**Work to be completed:**
Please repeat all the entries. Nothing may differ.

**Listed entries:**
□ □ □
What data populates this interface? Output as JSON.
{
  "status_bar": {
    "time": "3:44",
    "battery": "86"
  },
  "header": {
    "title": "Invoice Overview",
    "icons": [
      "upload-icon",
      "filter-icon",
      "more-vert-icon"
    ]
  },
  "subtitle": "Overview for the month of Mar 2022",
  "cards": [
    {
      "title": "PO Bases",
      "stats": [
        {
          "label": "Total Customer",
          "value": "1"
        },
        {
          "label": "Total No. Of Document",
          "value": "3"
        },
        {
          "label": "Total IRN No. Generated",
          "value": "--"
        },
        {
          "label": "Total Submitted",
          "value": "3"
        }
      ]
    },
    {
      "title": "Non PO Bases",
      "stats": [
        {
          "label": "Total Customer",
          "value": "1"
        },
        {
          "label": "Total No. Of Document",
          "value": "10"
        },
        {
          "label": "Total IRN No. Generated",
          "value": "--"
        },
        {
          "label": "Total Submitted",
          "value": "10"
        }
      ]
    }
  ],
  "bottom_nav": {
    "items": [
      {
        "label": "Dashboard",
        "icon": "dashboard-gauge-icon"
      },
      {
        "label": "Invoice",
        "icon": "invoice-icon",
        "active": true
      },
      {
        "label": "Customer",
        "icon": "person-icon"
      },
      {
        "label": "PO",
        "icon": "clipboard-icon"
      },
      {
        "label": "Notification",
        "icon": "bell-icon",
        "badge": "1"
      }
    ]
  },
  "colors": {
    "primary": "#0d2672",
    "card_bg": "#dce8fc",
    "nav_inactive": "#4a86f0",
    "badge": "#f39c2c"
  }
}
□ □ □
**The completed task:**
What data populates this interface? Output as JSON.
{
  "status_bar": {
    "time": "3:44",
    "battery": "86"
  },
  "header": {
    "title": "Invoice Overview",
    "icons": [
      "upload-icon",
      "filter-icon",
      "more-vert-icon"
    ]
  },
  "subtitle": "Overview for the month of Mar 2022",
  "cards": [
    {
      "title": "PO Bases",
      "stats": [
        {
          "label": "Total Customer",
          "value": "1"
        },
        {
          "label": "Total No. Of Document",
          "value": "3"
        },
        {
          "label": "Total IRN No. Generated",
          "value": "--"
        },
        {
          "label": "Total Submitted",
          "value": "3"
        }
      ]
    },
    {
      "title": "Non PO Bases",
      "stats": [
        {
          "label": "Total Customer",
          "value": "1"
        },
        {
          "label": "Total No. Of Document",
          "value": "10"
        },
        {
          "label": "Total IRN No. Generated",
          "value": "--"
        },
        {
          "label": "Total Submitted",
          "value": "10"
        }
      ]
    }
  ],
  "bottom_nav": {
    "items": [
      {
        "label": "Dashboard",
        "icon": "dashboard-gauge-icon"
      },
      {
        "label": "Invoice",
        "icon": "invoice-icon",
        "active": true
      },
      {
        "label": "Customer",
        "icon": "person-icon"
      },
      {
        "label": "PO",
        "icon": "clipboard-icon"
      },
      {
        "label": "Notification",
        "icon": "bell-icon",
        "badge": "1"
      }
    ]
  },
  "colors": {
    "primary": "#0d2672",
    "card_bg": "#dce8fc",
    "nav_inactive": "#4a86f0",
    "badge": "#f39c2c"
  }
}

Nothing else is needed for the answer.